We added more insulation inside, and more foil aimed toward the plastic cover. She also decided to wrap the entire outside in black paper, but hasn’t actually done that yet. After adding more foil and insulation, she was much happier with the results! She also changed the container she used, from glass, to metal.


Brom and Cordelia created chocolate chip dispensers to help make s’mores.  They used marble run pieces and held them over the marshmallows and let gravity do the rest. They were very happy with how their inventions worked!

Agatha wanted to work together with everyone else to make the s’mores as well. She decided to make a marshmallow dispenser. This took much longer than one day to make. She created it on her own, with only minor help from Ryan and I to problem solve or poke holes.


She started by finding a candy dispenser and looking to see how it worked. She noted there was a container on top to hold the candy, a gear inside to move the candy, and a chute for the candy to fall down and out.

She had a wheel for a toy paddle boat, she took parts of it and used it to create the mechanism that opens the door inside the machine. She attached an ice cream container and an inverted sour cream container together with he bottom cut off the sour cream container, and a trap door that opens upwards in the ice cream container. When she turns the handles on the outside of the sour cream container, the gear pushes the door opens and marshmallows fall out! Look at that joy!


After all the projects were finished being created they tried them out. The s’mores were good, but they much preferred the chocolate and marshmallows mixed together without the graham crackers.
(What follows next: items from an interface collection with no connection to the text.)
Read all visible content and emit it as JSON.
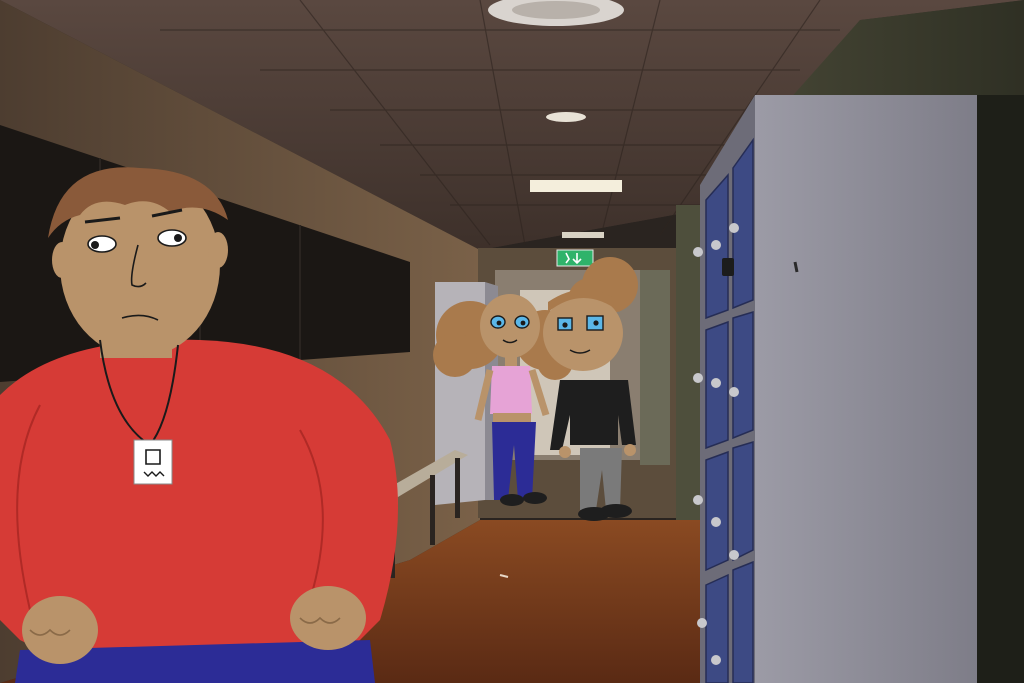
{
  "scene": {
    "setting": "school-hallway",
    "exit_sign_present": true
  },
  "colors": {
    "ceiling": "#4a3a32",
    "wall_left": "#5e4b3a",
    "wall_right": "#3f4030",
    "floor": "#7a3c1c",
    "locker_body": "#8e8d9a",
    "locker_door": "#3e4b86",
    "sign_green": "#2fb36a",
    "shirt_red": "#d63b36",
    "skin": "#b9936a",
    "hair": "#8a5a3a",
    "pants_blue": "#2c2c96",
    "top_pink": "#e6a3d6",
    "sweater_black": "#1e1e1e",
    "pants_grey": "#7a7a7a"
  },
  "characters": [
    {
      "role": "foreground-boy",
      "shirt": "red",
      "accessory": "lanyard-badge"
    },
    {
      "role": "girl-curly-hair",
      "top": "pink",
      "pants": "blue"
    },
    {
      "role": "boy-bun-hair",
      "top": "black",
      "pants": "grey"
    }
  ]
}
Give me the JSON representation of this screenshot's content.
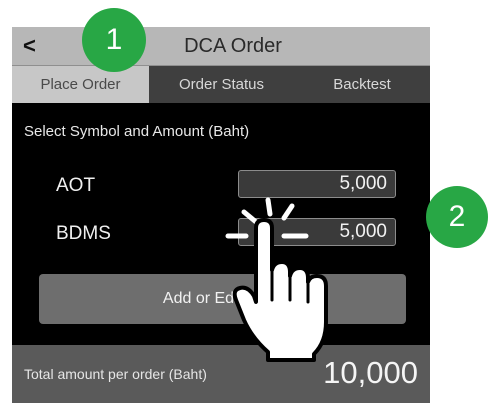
{
  "nav": {
    "back_label": "<",
    "title": "DCA Order"
  },
  "tabs": [
    {
      "label": "Place Order",
      "active": true
    },
    {
      "label": "Order Status",
      "active": false
    },
    {
      "label": "Backtest",
      "active": false
    }
  ],
  "form": {
    "section_title": "Select Symbol and Amount (Baht)",
    "rows": [
      {
        "symbol": "AOT",
        "amount": "5,000"
      },
      {
        "symbol": "BDMS",
        "amount": "5,000"
      }
    ],
    "add_edit_label": "Add or Edit"
  },
  "footer": {
    "label": "Total amount per order (Baht)",
    "total": "10,000"
  },
  "badges": [
    "1",
    "2"
  ],
  "colors": {
    "badge": "#28a745",
    "active_tab": "#c7c7c7"
  }
}
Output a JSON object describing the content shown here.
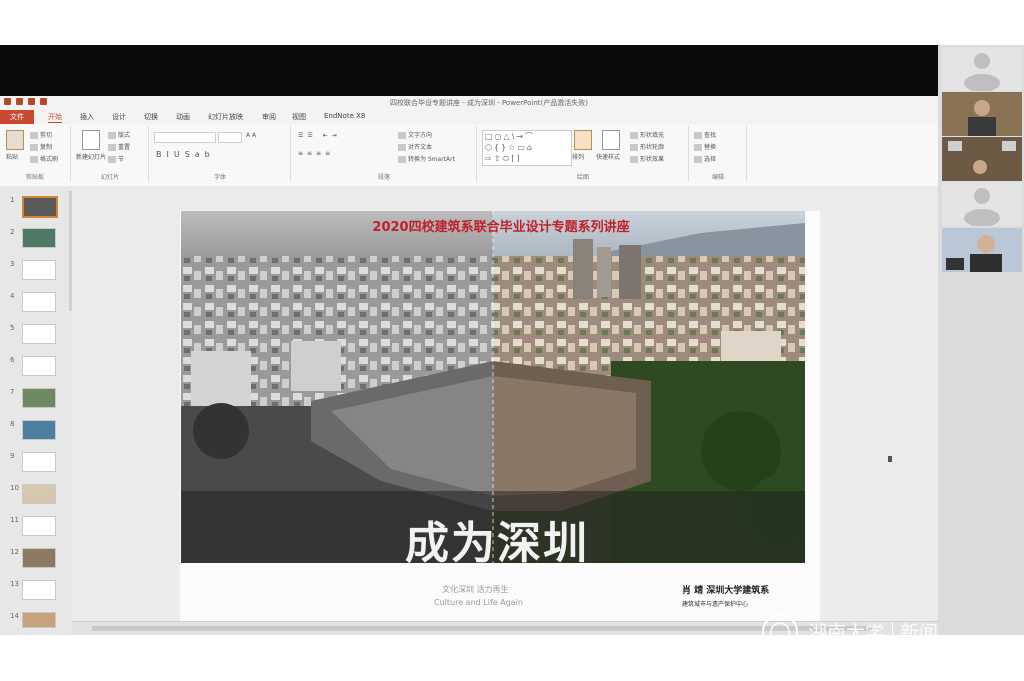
{
  "window": {
    "title": "四校联合毕设专题讲座 - 成为深圳 - PowerPoint(产品激活失败)"
  },
  "ribbon_tabs": [
    "文件",
    "开始",
    "插入",
    "设计",
    "切换",
    "动画",
    "幻灯片放映",
    "审阅",
    "视图",
    "EndNote X8"
  ],
  "ribbon": {
    "clipboard": {
      "paste": "粘贴",
      "cut": "剪切",
      "copy": "复制",
      "format_painter": "格式刷",
      "label": "剪贴板"
    },
    "slides": {
      "new_slide": "新建幻灯片",
      "layout": "版式",
      "reset": "重置",
      "section": "节",
      "label": "幻灯片"
    },
    "font": {
      "label": "字体"
    },
    "paragraph": {
      "text_direction": "文字方向",
      "align_text": "对齐文本",
      "smartart": "转换为 SmartArt",
      "label": "段落"
    },
    "drawing": {
      "arrange": "排列",
      "quick_styles": "快速样式",
      "shape_fill": "形状填充",
      "shape_outline": "形状轮廓",
      "shape_effects": "形状效果",
      "label": "绘图"
    },
    "editing": {
      "find": "查找",
      "replace": "替换",
      "select": "选择",
      "label": "编辑"
    }
  },
  "thumbnails": [
    "1",
    "2",
    "3",
    "4",
    "5",
    "6",
    "7",
    "8",
    "9",
    "10",
    "11",
    "12",
    "13",
    "14"
  ],
  "slide": {
    "title": "2020四校建筑系联合毕业设计专题系列讲座",
    "main_title": "成为深圳",
    "subtitle_cn": "文化深圳 活力再生",
    "subtitle_en": "Culture and Life Again",
    "author": "肖 靖 深圳大学建筑系",
    "org": "建筑城市与遗产保护中心"
  },
  "watermark": {
    "school": "湖南大学",
    "news": "新闻"
  },
  "colors": {
    "accent": "#c84b31",
    "title_red": "#c0202a",
    "selected_thumb": "#d4862f"
  }
}
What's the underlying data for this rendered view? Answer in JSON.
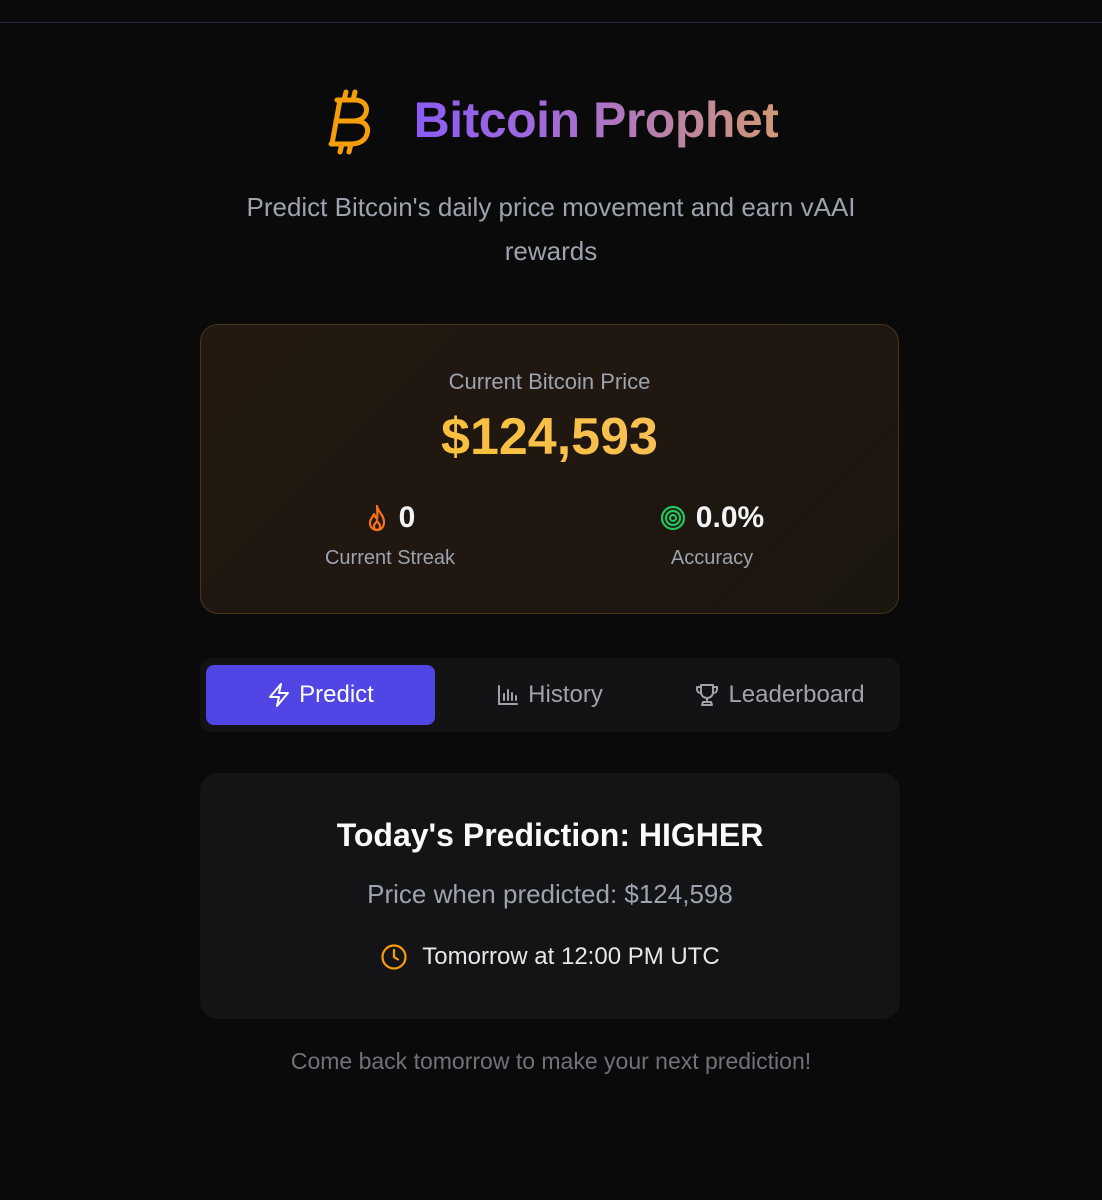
{
  "header": {
    "logo_icon": "bitcoin-icon",
    "title": "Bitcoin Prophet",
    "subtitle": "Predict Bitcoin's daily price movement and earn vAAI rewards"
  },
  "price_card": {
    "label": "Current Bitcoin Price",
    "price": "$124,593",
    "streak": {
      "icon": "flame-icon",
      "value": "0",
      "label": "Current Streak"
    },
    "accuracy": {
      "icon": "target-icon",
      "value": "0.0%",
      "label": "Accuracy"
    }
  },
  "tabs": [
    {
      "label": "Predict",
      "icon": "zap-icon",
      "active": true
    },
    {
      "label": "History",
      "icon": "bar-chart-icon",
      "active": false
    },
    {
      "label": "Leaderboard",
      "icon": "trophy-icon",
      "active": false
    }
  ],
  "prediction": {
    "title": "Today's Prediction: HIGHER",
    "price_text": "Price when predicted: $124,598",
    "time_icon": "clock-icon",
    "time_text": "Tomorrow at 12:00 PM UTC"
  },
  "footer": {
    "note": "Come back tomorrow to make your next prediction!"
  },
  "colors": {
    "background": "#0a0a0b",
    "accent": "#4f46e5",
    "price": "#fbbf24",
    "bitcoin": "#f59e0b",
    "accuracy_icon": "#22c55e",
    "streak_icon": "#f97316"
  }
}
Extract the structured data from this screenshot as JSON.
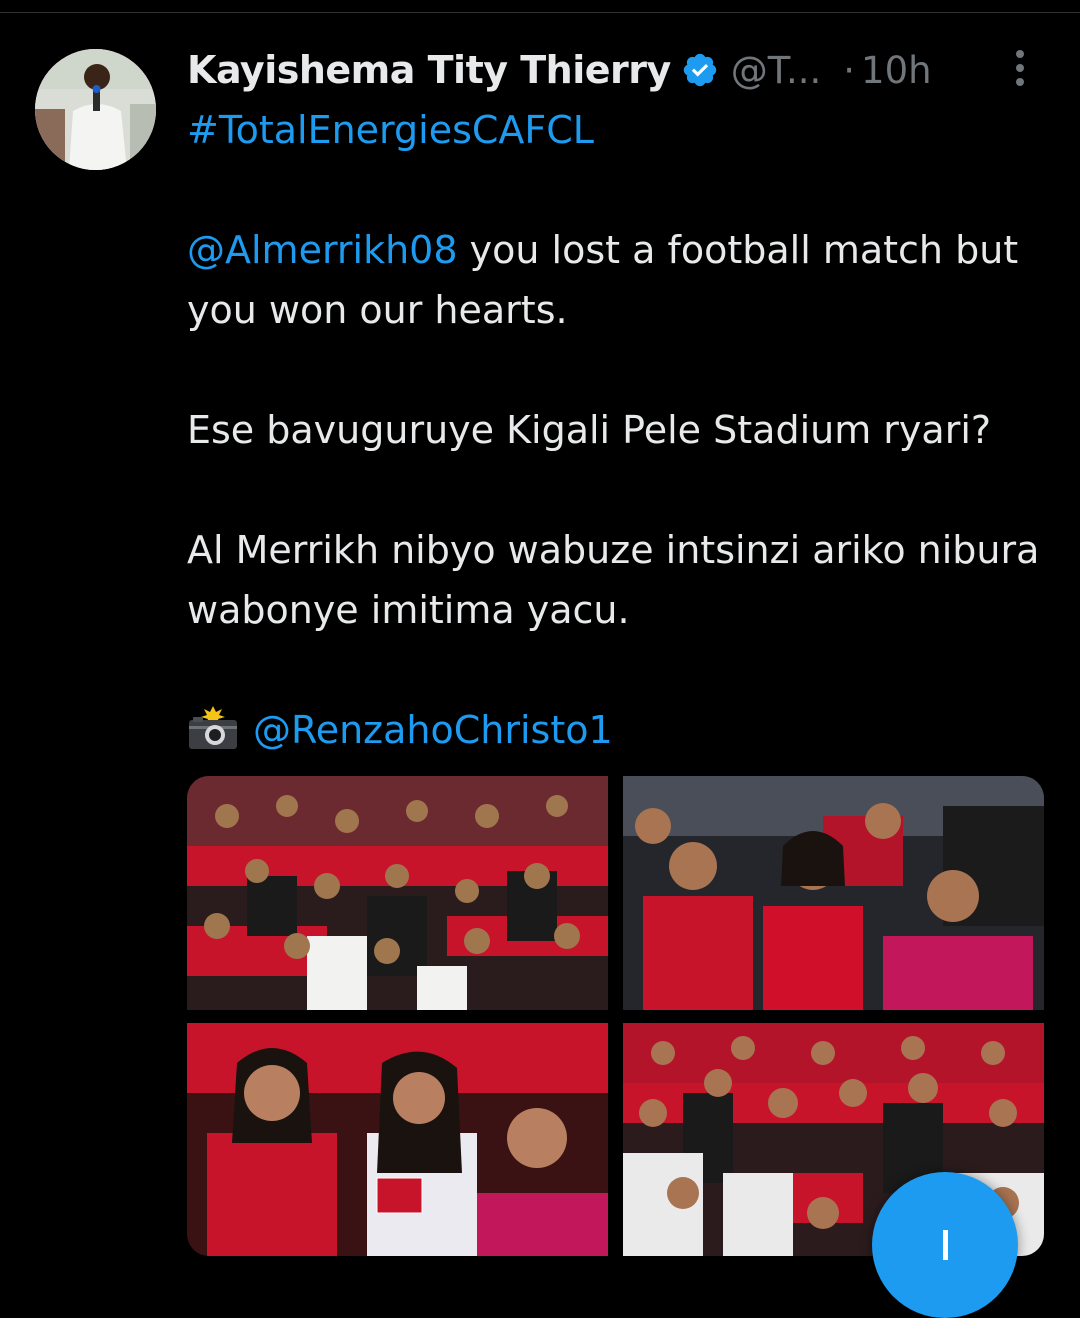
{
  "tweet": {
    "author": {
      "name": "Kayishema Tity Thierry",
      "verified": true,
      "handle": "@T...",
      "separator": "·",
      "time": "10h",
      "avatar_icon": "avatar-photo"
    },
    "hashtag": "#TotalEnergiesCAFCL",
    "line1_mention": "@Almerrikh08",
    "line1_text": " you lost a football match but you won our hearts.",
    "paragraph2": "Ese bavuguruye Kigali Pele Stadium ryari?",
    "paragraph3": "Al Merrikh nibyo wabuze intsinzi ariko nibura wabonye imitima yacu.",
    "credit_icon": "camera-flash-icon",
    "credit_mention": "@RenzahoChristo1",
    "media": [
      {
        "alt": "stadium-crowd-photo-1"
      },
      {
        "alt": "stadium-crowd-photo-2"
      },
      {
        "alt": "stadium-crowd-photo-3"
      },
      {
        "alt": "stadium-crowd-photo-4"
      }
    ]
  },
  "compose_fab": {
    "icon": "plus-icon"
  },
  "colors": {
    "background": "#000000",
    "text": "#e7e9ea",
    "muted": "#71767b",
    "link": "#1d9bf0",
    "crowd_red": "#c8142a"
  }
}
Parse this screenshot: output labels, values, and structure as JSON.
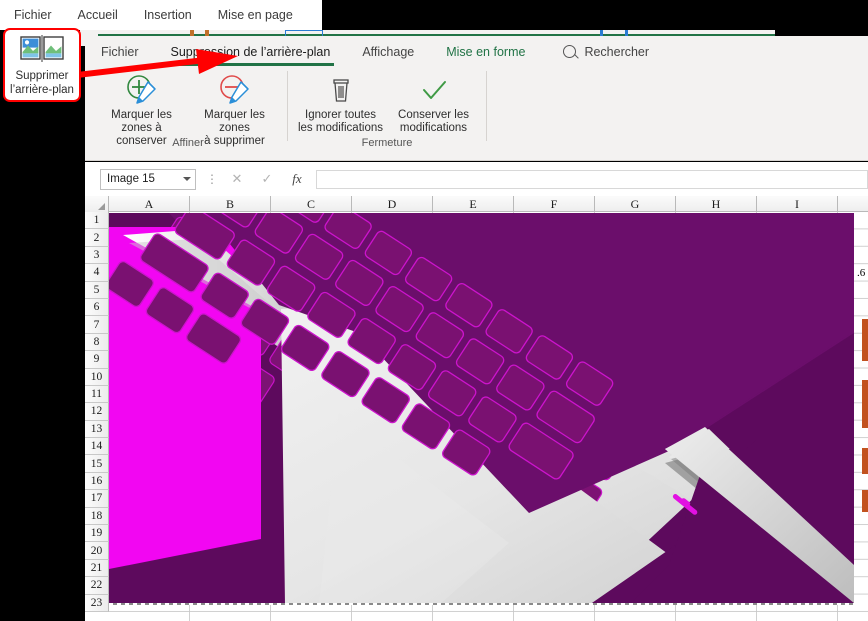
{
  "app": {
    "name": "Microsoft Excel",
    "accent_green": "#217346",
    "callout_red": "#ff0000",
    "overlay_magenta": "#ff00ff",
    "overlay_dark_magenta": "#5d0a5d"
  },
  "topbar": {
    "items": [
      {
        "label": "Fichier",
        "name": "menu-fichier"
      },
      {
        "label": "Accueil",
        "name": "menu-accueil"
      },
      {
        "label": "Insertion",
        "name": "menu-insertion"
      },
      {
        "label": "Mise en page",
        "name": "menu-mise-en-page"
      }
    ]
  },
  "callout": {
    "icon": "remove-background-icon",
    "line1": "Supprimer",
    "line2": "l’arrière-plan",
    "arrow": "red-arrow-right"
  },
  "ribbon": {
    "tabs": [
      {
        "label": "Fichier",
        "name": "tab-fichier",
        "state": "normal"
      },
      {
        "label": "Suppression de l’arrière-plan",
        "name": "tab-suppression-arriere-plan",
        "state": "active"
      },
      {
        "label": "Affichage",
        "name": "tab-affichage",
        "state": "normal"
      },
      {
        "label": "Mise en forme",
        "name": "tab-mise-en-forme",
        "state": "contextual"
      }
    ],
    "search": {
      "icon": "search-icon",
      "label": "Rechercher"
    },
    "groups": [
      {
        "name": "group-affiner",
        "title": "Affiner",
        "commands": [
          {
            "name": "cmd-marquer-zones-conserver",
            "icon": "mark-areas-to-keep-icon",
            "line1": "Marquer les",
            "line2": "zones à conserver"
          },
          {
            "name": "cmd-marquer-zones-supprimer",
            "icon": "mark-areas-to-remove-icon",
            "line1": "Marquer les zones",
            "line2": "à supprimer"
          }
        ]
      },
      {
        "name": "group-fermeture",
        "title": "Fermeture",
        "commands": [
          {
            "name": "cmd-ignorer-modifications",
            "icon": "trash-icon",
            "line1": "Ignorer toutes",
            "line2": "les modifications"
          },
          {
            "name": "cmd-conserver-modifications",
            "icon": "checkmark-icon",
            "line1": "Conserver les",
            "line2": "modifications"
          }
        ]
      }
    ]
  },
  "formula_bar": {
    "name_box_value": "Image 15",
    "name_box_caret": "chevron-down-icon",
    "expand_dots": "⋮",
    "cancel_icon": "✕",
    "confirm_icon": "✓",
    "function_icon": "fx",
    "input_value": "",
    "input_placeholder": ""
  },
  "grid": {
    "columns": [
      "A",
      "B",
      "C",
      "D",
      "E",
      "F",
      "G",
      "H",
      "I"
    ],
    "rows": [
      1,
      2,
      3,
      4,
      5,
      6,
      7,
      8,
      9,
      10,
      11,
      12,
      13,
      14,
      15,
      16,
      17,
      18,
      19,
      20,
      21,
      22,
      23
    ],
    "selected_object": "Image 15",
    "edge_cell_fragment": ".6"
  },
  "picture": {
    "name": "laptop-photo-with-background-removal-overlay",
    "subject": "MacBook keyboard and trackpad, top-down angled view",
    "removal_overlay_color": "#ff00ff",
    "background_color": "#5d0a5d"
  }
}
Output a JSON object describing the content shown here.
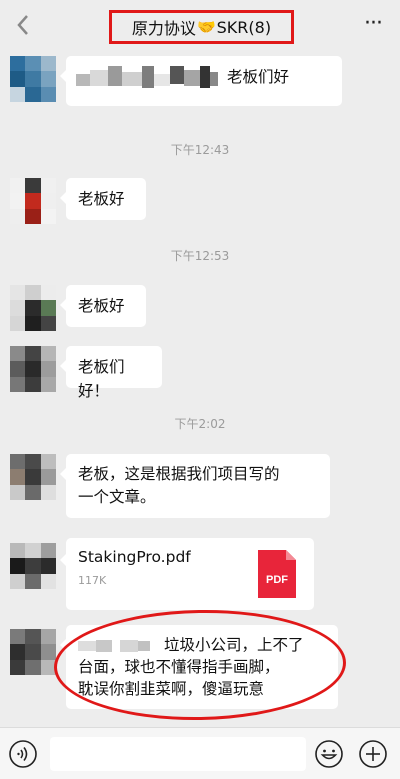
{
  "header": {
    "title_pre": "原力协议",
    "title_emoji": "🤝",
    "title_post": "SKR(8)",
    "more": "···"
  },
  "messages": {
    "m1": "老板们好",
    "t1": "下午12:43",
    "m2": "老板好",
    "t2": "下午12:53",
    "m3": "老板好",
    "m4": "老板们好！",
    "t3": "下午2:02",
    "m5_line1": "老板，这是根据我们项目写的",
    "m5_line2": "一个文章。",
    "file": {
      "name": "StakingPro.pdf",
      "size": "117K",
      "type_label": "PDF"
    },
    "m6_line1": "垃圾小公司，上不了",
    "m6_line2": "台面，球也不懂得指手画脚，",
    "m6_line3": "耽误你割韭菜啊，傻逼玩意"
  },
  "colors": {
    "annotation": "#e01818",
    "pdf": "#e8253a",
    "bubble": "#ffffff",
    "background": "#ededed"
  },
  "icons": [
    "back-chevron-icon",
    "more-icon",
    "pdf-file-icon",
    "voice-icon",
    "emoji-icon",
    "plus-icon"
  ]
}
Ella then shook up some whipped cream to put on top their yummy confections.



I’d love to hear about any inventions your children make! Share links if you’ve blogged about them!